It was a Tuesday afternoon when the manager at the student residence ordered me to isolate for two weeks quarantine after my friend had tested positive for Covid19. For the first time in my life I was scared and unashamed about the tears running down my face. I felt my mortality staring back at me, the possibility of death sweeping in with the final blow.
Little did we know the invisible enemy lurked nearby until one of us caught the flu
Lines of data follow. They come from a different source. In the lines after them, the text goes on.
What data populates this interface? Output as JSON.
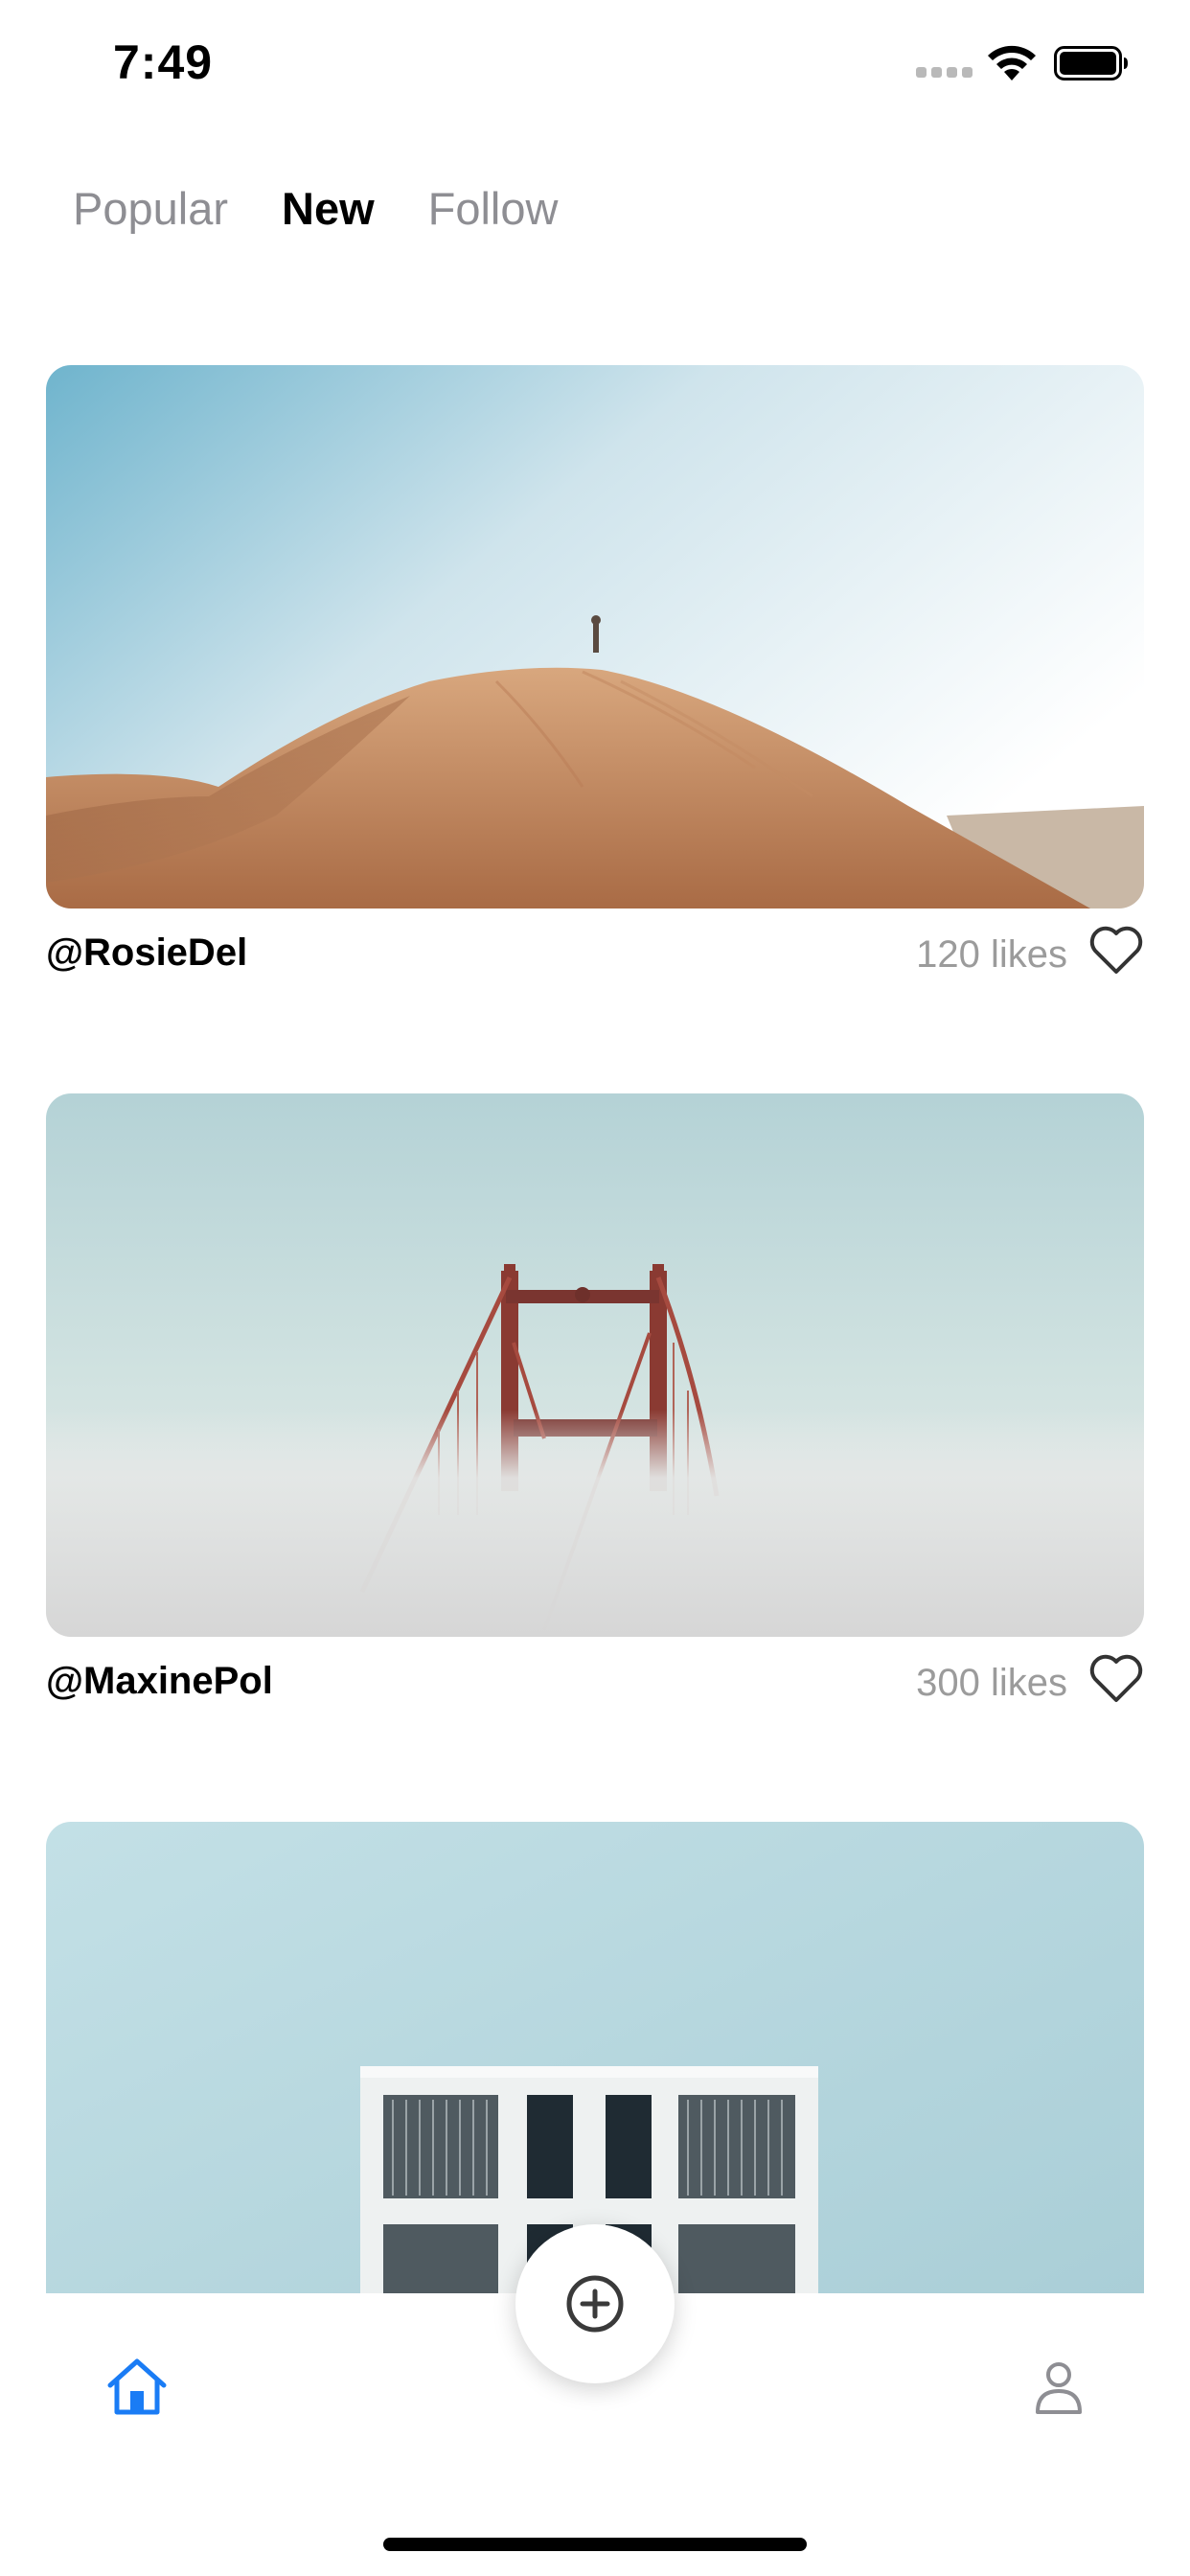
{
  "status_bar": {
    "time": "7:49",
    "icons": [
      "cellular-signal-icon",
      "wifi-icon",
      "battery-icon"
    ]
  },
  "tabs": [
    {
      "label": "Popular",
      "active": false
    },
    {
      "label": "New",
      "active": true
    },
    {
      "label": "Follow",
      "active": false
    }
  ],
  "feed": [
    {
      "author": "@RosieDel",
      "likes": "120 likes",
      "photo": "desert-dune-photo",
      "liked": false
    },
    {
      "author": "@MaxinePol",
      "likes": "300 likes",
      "photo": "bridge-in-fog-photo",
      "liked": false
    },
    {
      "author": "",
      "likes": "",
      "photo": "white-building-photo",
      "liked": false
    }
  ],
  "bottom_bar": {
    "items": [
      "home-icon",
      "add-post-icon",
      "profile-icon"
    ],
    "active": "home-icon"
  },
  "colors": {
    "accent": "#1a7cf5",
    "inactive_tab": "#8e8e93",
    "likes_text": "#9b9b9b"
  }
}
I had been carrying on as though life was normal, visiting shops, gyms and restaurants without a face mask. I believed the virus was a distant occurrence to warrant such stringent precautions even as information on social media platforms warned of dire consequences. For me and my friends, we believed our youth and strength would protect us. We continued playing football, eating together and physically meeting one another with no regard for social distancing. Little did we know the invisible enemy lurked nearby until one of us caught the flu, or so we thought, until the clinic confirmed he was positive for Covid19.
Realising the gravity of the pandemic, with tens of thousands dying daily, I was scared and regretted my foolishness.
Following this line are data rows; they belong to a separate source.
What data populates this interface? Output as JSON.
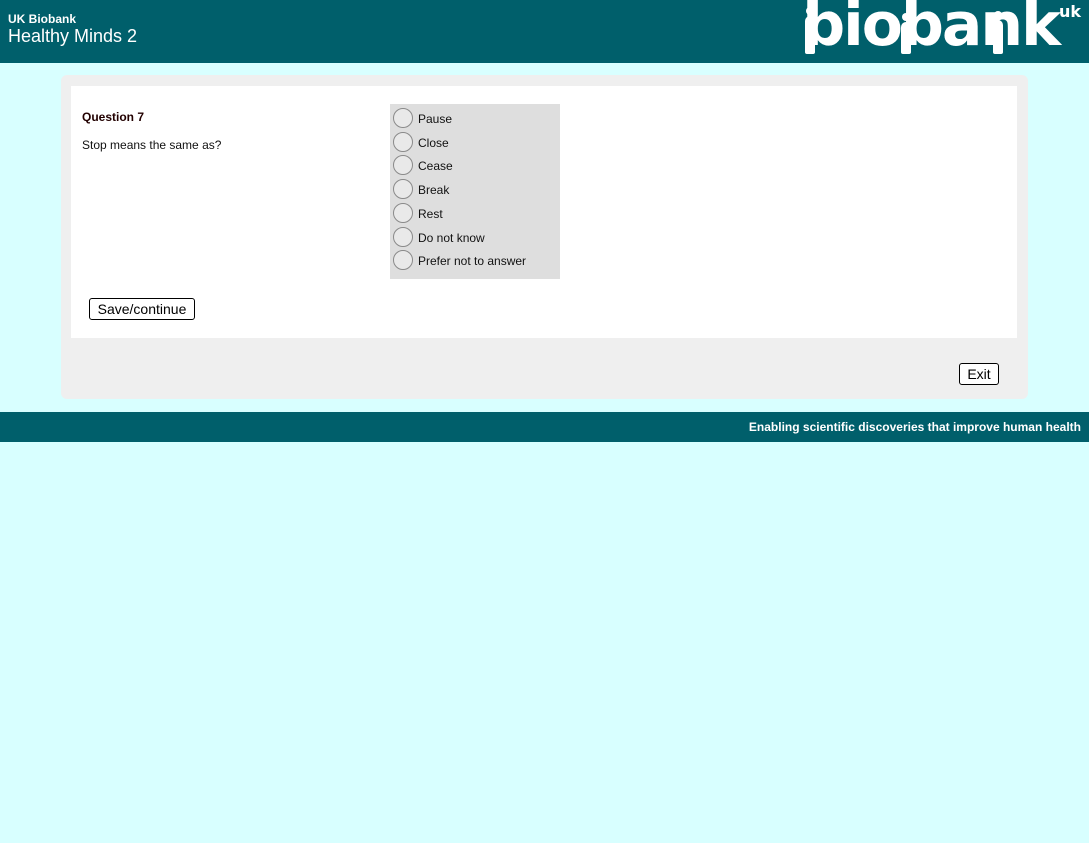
{
  "header": {
    "org": "UK Biobank",
    "title": "Healthy Minds 2",
    "logo_text": "biobank",
    "logo_suffix": "uk",
    "background_color": "#005f6b"
  },
  "question": {
    "number_label": "Question 7",
    "text": "Stop means the same as?",
    "options": [
      {
        "label": "Pause"
      },
      {
        "label": "Close"
      },
      {
        "label": "Cease"
      },
      {
        "label": "Break"
      },
      {
        "label": "Rest"
      },
      {
        "label": "Do not know"
      },
      {
        "label": "Prefer not to answer"
      }
    ]
  },
  "buttons": {
    "save_label": "Save/continue",
    "exit_label": "Exit"
  },
  "footer": {
    "tagline": "Enabling scientific discoveries that improve human health"
  },
  "colors": {
    "page_background": "#d8ffff",
    "brand": "#005f6b",
    "panel": "#efefef"
  }
}
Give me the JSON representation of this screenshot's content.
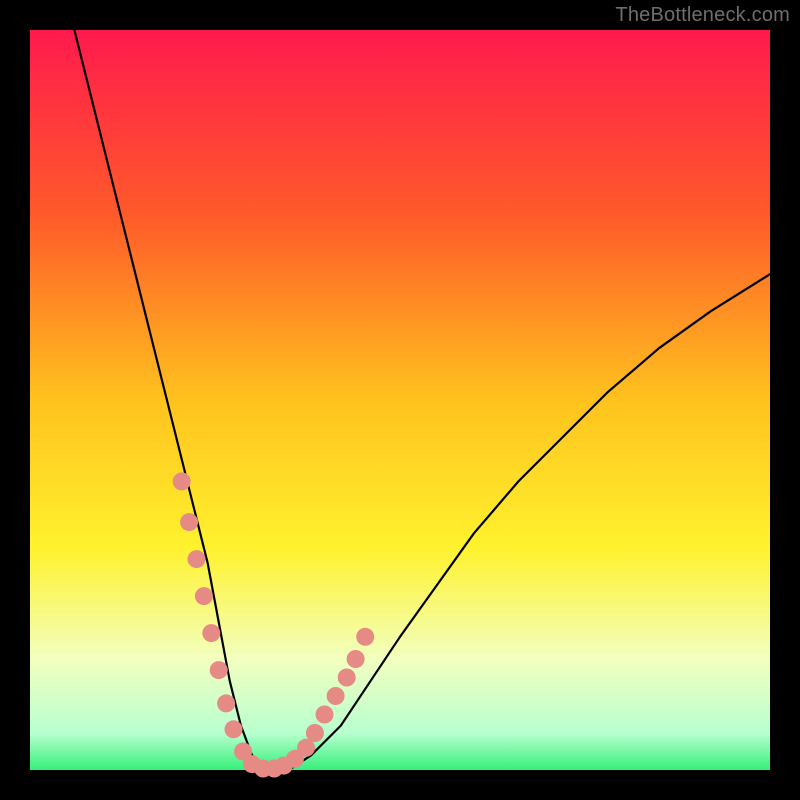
{
  "watermark": "TheBottleneck.com",
  "chart_data": {
    "type": "line",
    "title": "",
    "xlabel": "",
    "ylabel": "",
    "xlim": [
      0,
      100
    ],
    "ylim": [
      0,
      100
    ],
    "grid": false,
    "legend": false,
    "background_gradient": {
      "stops": [
        {
          "offset": 0.0,
          "color": "#ff1a4d"
        },
        {
          "offset": 0.25,
          "color": "#ff5a2a"
        },
        {
          "offset": 0.5,
          "color": "#ffc21e"
        },
        {
          "offset": 0.7,
          "color": "#fff22e"
        },
        {
          "offset": 0.85,
          "color": "#f2ffbf"
        },
        {
          "offset": 0.95,
          "color": "#b8ffcf"
        },
        {
          "offset": 1.0,
          "color": "#35f07a"
        }
      ]
    },
    "series": [
      {
        "name": "bottleneck-curve",
        "color": "#000000",
        "x": [
          6,
          8,
          10,
          12,
          14,
          16,
          18,
          20,
          22,
          24,
          25.5,
          27,
          28.5,
          30,
          32,
          35,
          38,
          42,
          46,
          50,
          55,
          60,
          66,
          72,
          78,
          85,
          92,
          100
        ],
        "y": [
          100,
          92,
          84,
          76,
          68,
          60,
          52,
          44,
          36,
          28,
          20,
          12,
          6,
          2,
          0,
          0,
          2,
          6,
          12,
          18,
          25,
          32,
          39,
          45,
          51,
          57,
          62,
          67
        ]
      }
    ],
    "overlay_points": {
      "name": "highlight-dots",
      "color": "#e58a85",
      "radius_px": 9,
      "x": [
        20.5,
        21.5,
        22.5,
        23.5,
        24.5,
        25.5,
        26.5,
        27.5,
        28.8,
        30.0,
        31.5,
        33.0,
        34.3,
        35.8,
        37.3,
        38.5,
        39.8,
        41.3,
        42.8,
        44.0,
        45.3
      ],
      "y": [
        39,
        33.5,
        28.5,
        23.5,
        18.5,
        13.5,
        9.0,
        5.5,
        2.5,
        0.8,
        0.2,
        0.2,
        0.6,
        1.5,
        3.0,
        5.0,
        7.5,
        10.0,
        12.5,
        15.0,
        18.0
      ]
    }
  }
}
The residence manager was informed and my friends and I were all quarantined. Suddenly alone in my room, I began questioning the misconceptions I had about coronavirus and took the time to read news about the pandemic, which made the scales fall from my eyes. Realising the gravity of the pandemic, with tens of thousands dying daily, I was scared and regretted my foolishness. With my newfound wisdom, I took to social media to encourage users, particularly those I recently met, to maintain social distancing and obey health protocols. “The reward of doing it right is the lack of regret,” I reminded myself, while urging others to do the right thing.
Thanks to quarantine, I have become a proactive voice in the fight against the pandemic
After two weeks of no symptoms, I was allowed to mix with the general student population. I also got around to informing my parents three months after the incident as I did not want them to worry.
Upon returning from South Africa to my remote village in Lesotho, Maphut’saneng Mohale’s hoek, I began an educational campaign on covid. Enlightenment is a challenge in this area as many still regard covid as a myth and are reluctant to adopt preventive health measures. But I believe I am making some headway with residents as some have begun wearing face masks and limiting gatherings. Also, I met with the village chief, who convened a meeting with villagers, urging them to follow the government-mandated health protocols and enforced a limit to the number of people at cultural events, like the initiation of school boys. At first, villagers reluctantly adopted the practices, but as more news of increasing covid cases spread, they had a change of heart. With their support, I raised money through community contributions to buy face masks for herders deep in the mountains, who otherwise would not have to access them.
It is undeniable that covid has upended life as we know it. But collectively, we have power to change the course of the pandemic by adjusting attitudes and suppressing fleeting, personal desires for the sake of the community’s well being. Thanks to quarantine, I have become a proactive voice in the fight against the pandemic and confident my campaign will help flatten the curve in my little corner of the world.